─── DATA PROVIDED
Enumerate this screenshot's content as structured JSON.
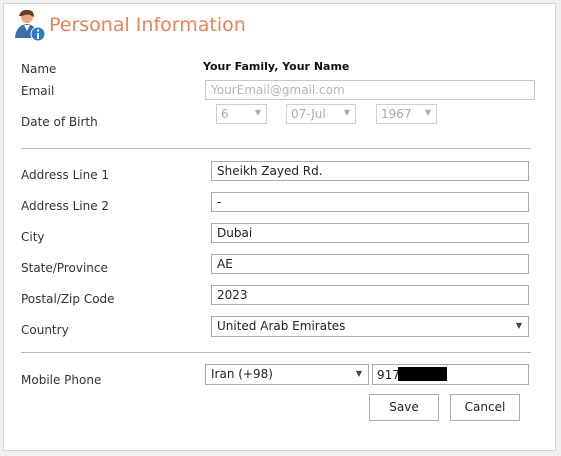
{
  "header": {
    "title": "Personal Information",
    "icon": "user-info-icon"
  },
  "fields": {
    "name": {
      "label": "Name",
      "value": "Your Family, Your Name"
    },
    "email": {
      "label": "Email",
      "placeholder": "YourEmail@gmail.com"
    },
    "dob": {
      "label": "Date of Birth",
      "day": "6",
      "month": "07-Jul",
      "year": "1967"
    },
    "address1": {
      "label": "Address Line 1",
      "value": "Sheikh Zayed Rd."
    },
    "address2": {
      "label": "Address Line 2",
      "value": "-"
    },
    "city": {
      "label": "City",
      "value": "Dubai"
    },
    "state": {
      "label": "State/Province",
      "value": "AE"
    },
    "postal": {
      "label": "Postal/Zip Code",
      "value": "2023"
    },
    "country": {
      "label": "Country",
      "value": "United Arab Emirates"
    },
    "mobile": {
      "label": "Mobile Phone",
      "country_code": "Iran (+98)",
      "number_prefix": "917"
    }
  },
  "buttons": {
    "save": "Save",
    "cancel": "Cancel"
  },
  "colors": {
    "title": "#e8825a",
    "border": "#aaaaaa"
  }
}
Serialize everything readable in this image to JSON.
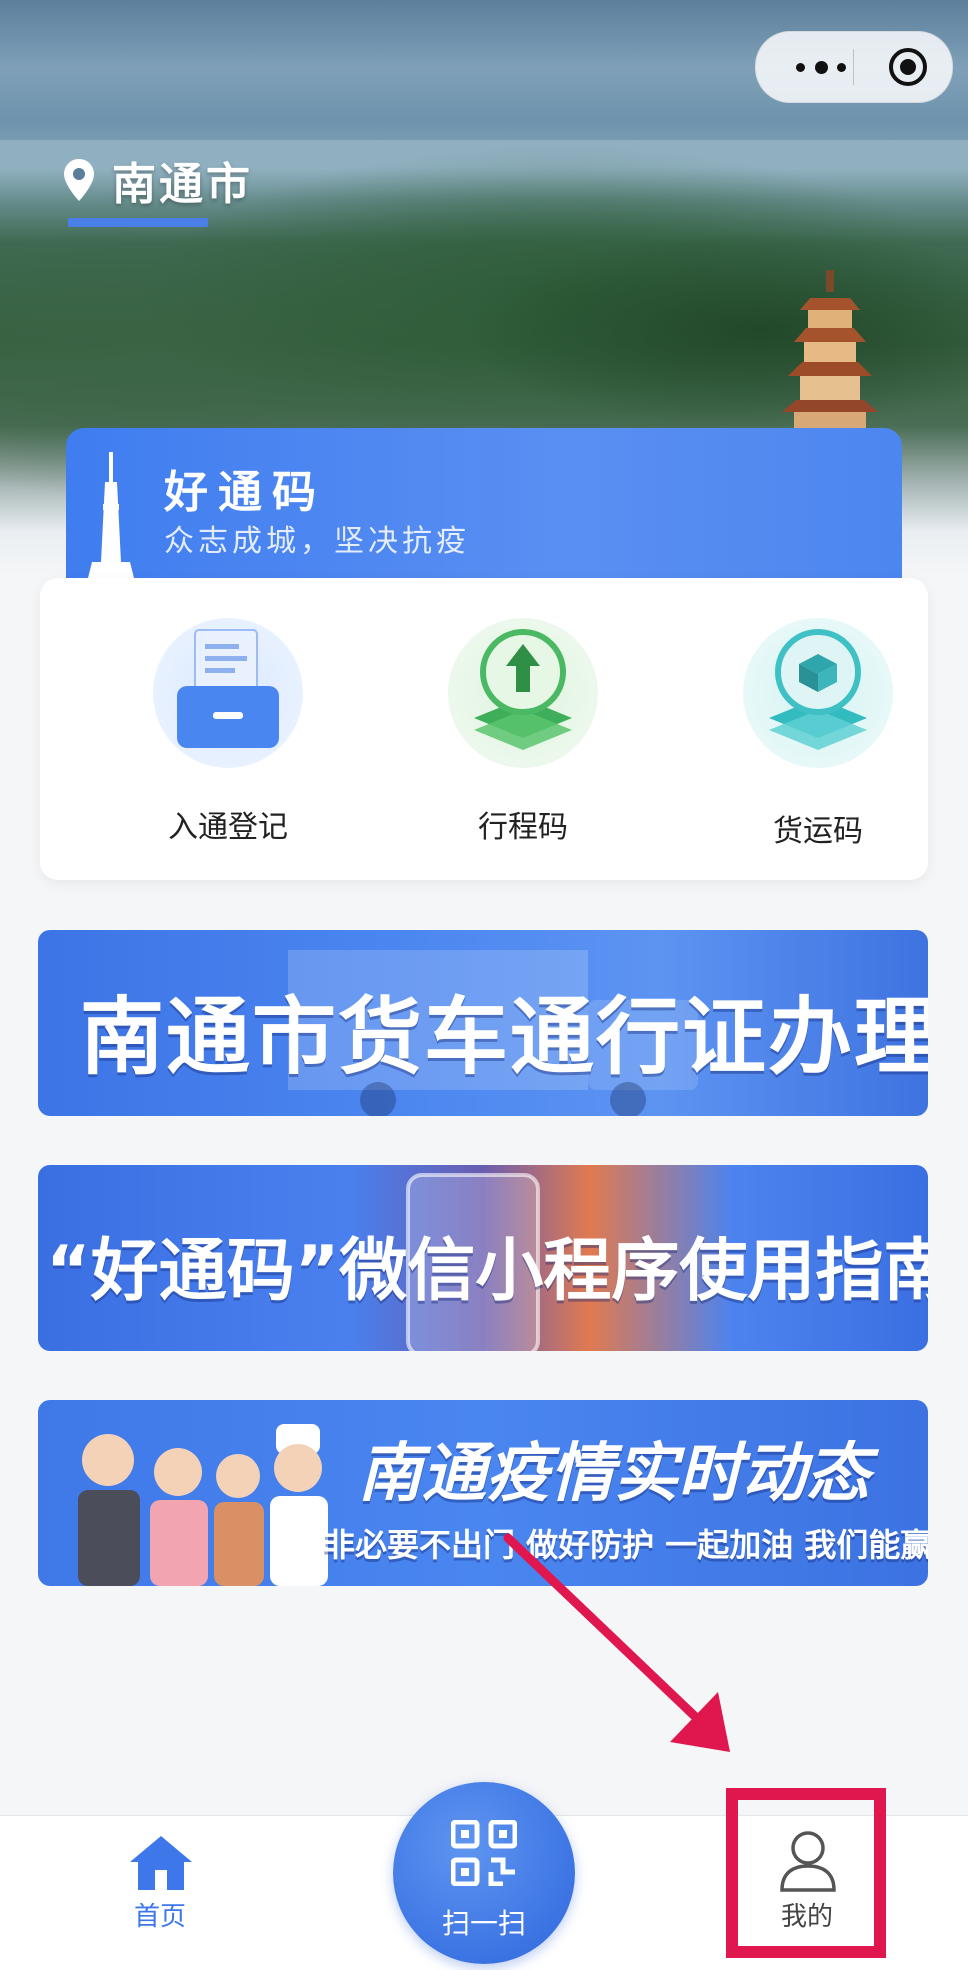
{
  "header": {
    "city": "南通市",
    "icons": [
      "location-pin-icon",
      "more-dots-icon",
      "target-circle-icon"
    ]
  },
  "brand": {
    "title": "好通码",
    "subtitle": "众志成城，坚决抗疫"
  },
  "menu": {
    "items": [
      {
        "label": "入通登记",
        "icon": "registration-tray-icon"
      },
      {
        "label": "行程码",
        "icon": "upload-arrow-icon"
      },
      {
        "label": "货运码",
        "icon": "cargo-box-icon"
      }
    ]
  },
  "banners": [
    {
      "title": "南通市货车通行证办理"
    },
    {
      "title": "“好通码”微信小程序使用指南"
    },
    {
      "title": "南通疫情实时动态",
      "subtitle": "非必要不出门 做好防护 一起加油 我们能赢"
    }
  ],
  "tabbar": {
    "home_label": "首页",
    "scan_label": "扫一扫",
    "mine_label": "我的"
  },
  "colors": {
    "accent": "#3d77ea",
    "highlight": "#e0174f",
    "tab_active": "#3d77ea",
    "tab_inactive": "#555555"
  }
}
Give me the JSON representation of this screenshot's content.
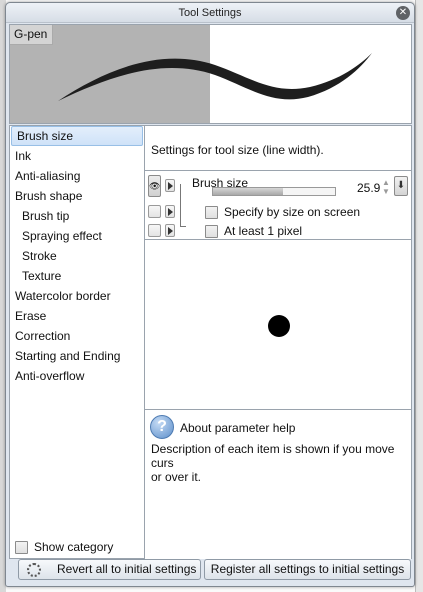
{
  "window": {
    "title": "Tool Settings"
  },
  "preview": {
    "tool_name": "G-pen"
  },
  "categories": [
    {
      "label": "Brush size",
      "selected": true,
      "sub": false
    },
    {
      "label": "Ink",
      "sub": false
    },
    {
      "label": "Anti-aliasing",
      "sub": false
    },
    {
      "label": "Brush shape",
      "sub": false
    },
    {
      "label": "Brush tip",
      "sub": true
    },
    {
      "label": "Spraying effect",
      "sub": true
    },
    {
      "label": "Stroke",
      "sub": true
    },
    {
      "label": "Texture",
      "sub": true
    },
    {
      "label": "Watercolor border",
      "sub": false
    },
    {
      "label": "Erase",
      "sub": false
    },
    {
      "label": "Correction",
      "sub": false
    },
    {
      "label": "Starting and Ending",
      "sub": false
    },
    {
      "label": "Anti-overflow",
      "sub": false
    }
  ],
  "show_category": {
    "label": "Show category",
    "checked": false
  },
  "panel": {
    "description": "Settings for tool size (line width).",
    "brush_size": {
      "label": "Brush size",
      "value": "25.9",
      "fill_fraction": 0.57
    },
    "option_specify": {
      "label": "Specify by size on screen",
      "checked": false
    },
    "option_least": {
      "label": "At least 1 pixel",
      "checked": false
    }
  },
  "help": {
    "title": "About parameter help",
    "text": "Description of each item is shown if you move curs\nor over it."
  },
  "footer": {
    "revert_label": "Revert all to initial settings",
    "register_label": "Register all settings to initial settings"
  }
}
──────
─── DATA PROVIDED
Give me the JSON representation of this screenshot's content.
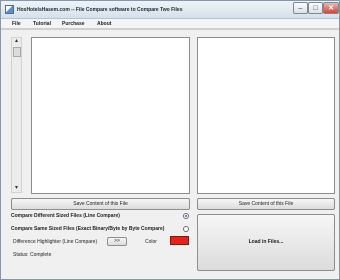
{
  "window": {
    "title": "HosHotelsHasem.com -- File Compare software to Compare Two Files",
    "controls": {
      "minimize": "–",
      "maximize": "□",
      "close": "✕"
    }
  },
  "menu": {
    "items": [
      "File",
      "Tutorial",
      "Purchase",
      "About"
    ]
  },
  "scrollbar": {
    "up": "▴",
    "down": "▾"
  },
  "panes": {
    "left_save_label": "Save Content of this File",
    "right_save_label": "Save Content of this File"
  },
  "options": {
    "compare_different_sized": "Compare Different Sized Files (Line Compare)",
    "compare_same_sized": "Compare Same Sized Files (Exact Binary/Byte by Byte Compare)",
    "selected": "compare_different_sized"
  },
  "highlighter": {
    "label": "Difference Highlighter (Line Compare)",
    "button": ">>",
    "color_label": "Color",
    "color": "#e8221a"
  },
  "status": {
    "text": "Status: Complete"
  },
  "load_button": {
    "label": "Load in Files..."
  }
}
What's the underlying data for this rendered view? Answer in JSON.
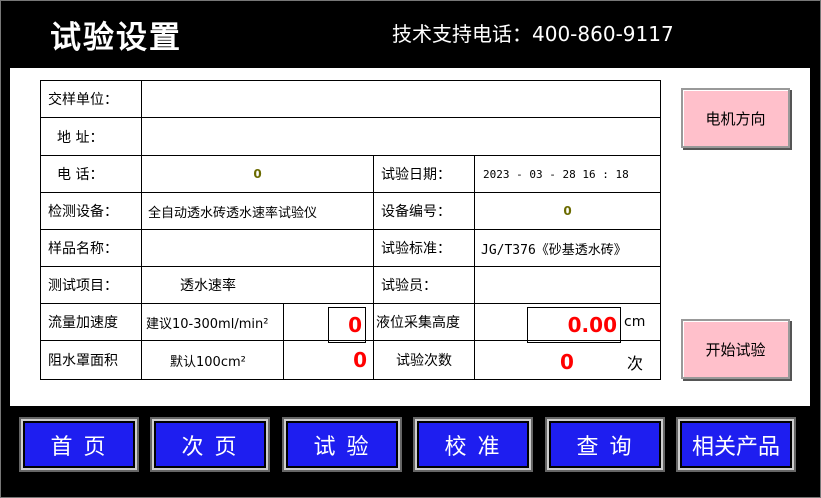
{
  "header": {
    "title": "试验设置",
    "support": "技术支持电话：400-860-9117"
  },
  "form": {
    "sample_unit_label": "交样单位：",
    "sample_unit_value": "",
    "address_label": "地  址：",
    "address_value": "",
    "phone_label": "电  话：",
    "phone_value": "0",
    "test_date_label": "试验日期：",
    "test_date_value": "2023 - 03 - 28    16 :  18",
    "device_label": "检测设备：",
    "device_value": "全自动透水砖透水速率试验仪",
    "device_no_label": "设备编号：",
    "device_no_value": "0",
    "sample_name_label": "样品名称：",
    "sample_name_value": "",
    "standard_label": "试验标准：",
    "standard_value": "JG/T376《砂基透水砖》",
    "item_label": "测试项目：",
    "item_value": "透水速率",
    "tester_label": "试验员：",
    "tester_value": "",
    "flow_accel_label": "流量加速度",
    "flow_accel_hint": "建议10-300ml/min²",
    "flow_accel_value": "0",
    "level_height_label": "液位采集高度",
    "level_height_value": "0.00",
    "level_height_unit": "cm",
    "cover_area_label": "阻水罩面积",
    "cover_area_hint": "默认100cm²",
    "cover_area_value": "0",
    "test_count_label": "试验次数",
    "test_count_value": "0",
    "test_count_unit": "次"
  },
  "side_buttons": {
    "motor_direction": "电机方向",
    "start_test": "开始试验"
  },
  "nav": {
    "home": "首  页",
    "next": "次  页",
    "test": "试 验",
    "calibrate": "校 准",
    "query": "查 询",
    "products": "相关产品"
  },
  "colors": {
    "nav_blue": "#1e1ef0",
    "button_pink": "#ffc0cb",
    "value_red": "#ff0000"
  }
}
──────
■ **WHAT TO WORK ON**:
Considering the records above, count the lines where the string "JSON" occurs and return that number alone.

■ **FINISHED TASK**:
5